He said 16 other miners trapped inside were also believed to have died in the explosion, which happened shortly before 7 a.m. local time (7 a.m. EST; 1200 GMT).
Tamayo would not speculate on the cause, but Colombian Red Cross rescue chief Carlos Ivan Marquez said preliminary indications pointed to a methane gas buildup.
Methane gas was also believed to be the cause of an explosion at the mine in 2007 that killed 32 miners.
A blast of that kind "is like a kind of cannon shot and creates a flame within the mine and obviously has tragic consequences," William Villamizar, governor of the Norte de Santander province where the mine is located, told RCN radio.
Officials said the explosion happened during a shift change.
"I refuse to work here any longer," miner Luis Chacon told RCN television at the scene. He called La Preciosa "a killer mine."
The mine met legal safety requirements, said Edgar Fabian Morales, national safety coordinator for the Colombian Institute of Geology and Mining.
Sardinata Mayor Yamile Rangel said the mine was one of the country's best.
The mine, a horizontal half-mile-long tunnel into a mountain, was closed for five months after the fatal 2007 blast so that a bigger ventilation equipment could be installed. Tamayo said the mine produces 3,300 tons of coal a month.
Fatal mining disasters are relatively common in Colombia, South America's top coal producer.
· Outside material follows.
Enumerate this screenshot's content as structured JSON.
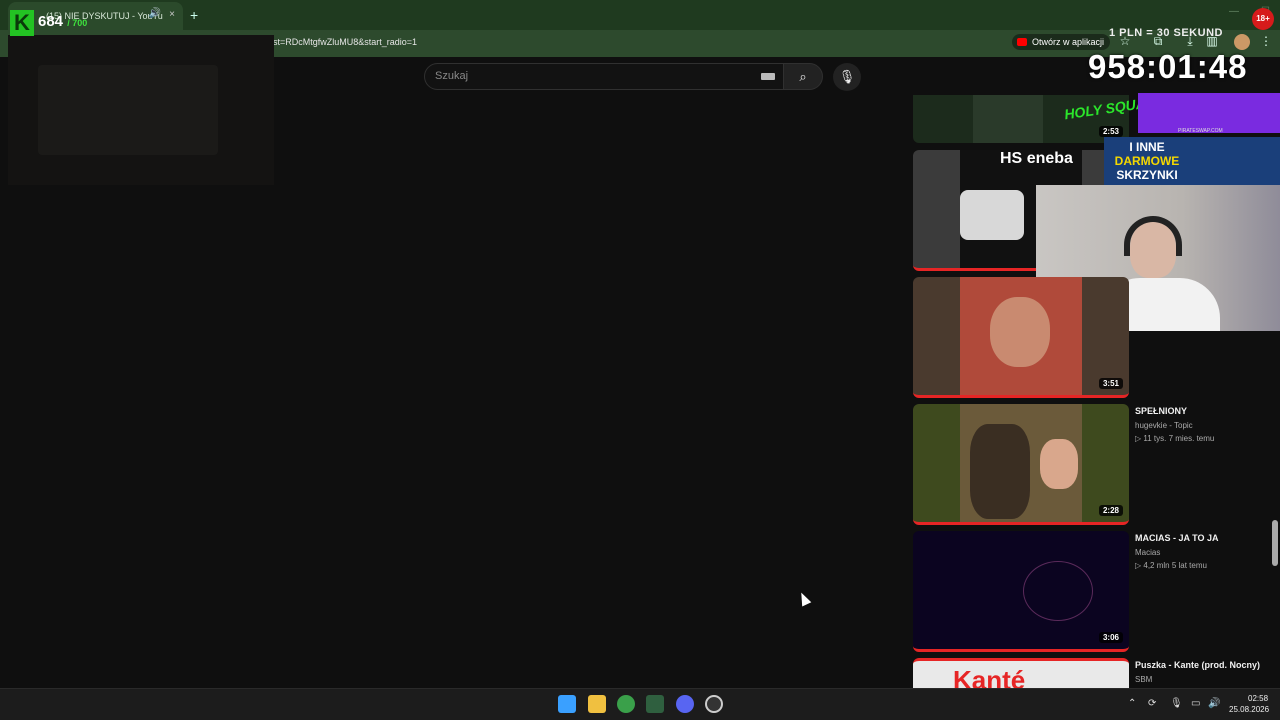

In June, 73 miners were killed in a blast at a coal mine in Amaga, a town in the northwestern province of Antioquia. In November, nine miners were killed in two different accidents in Cundinamarca state in central Colombia.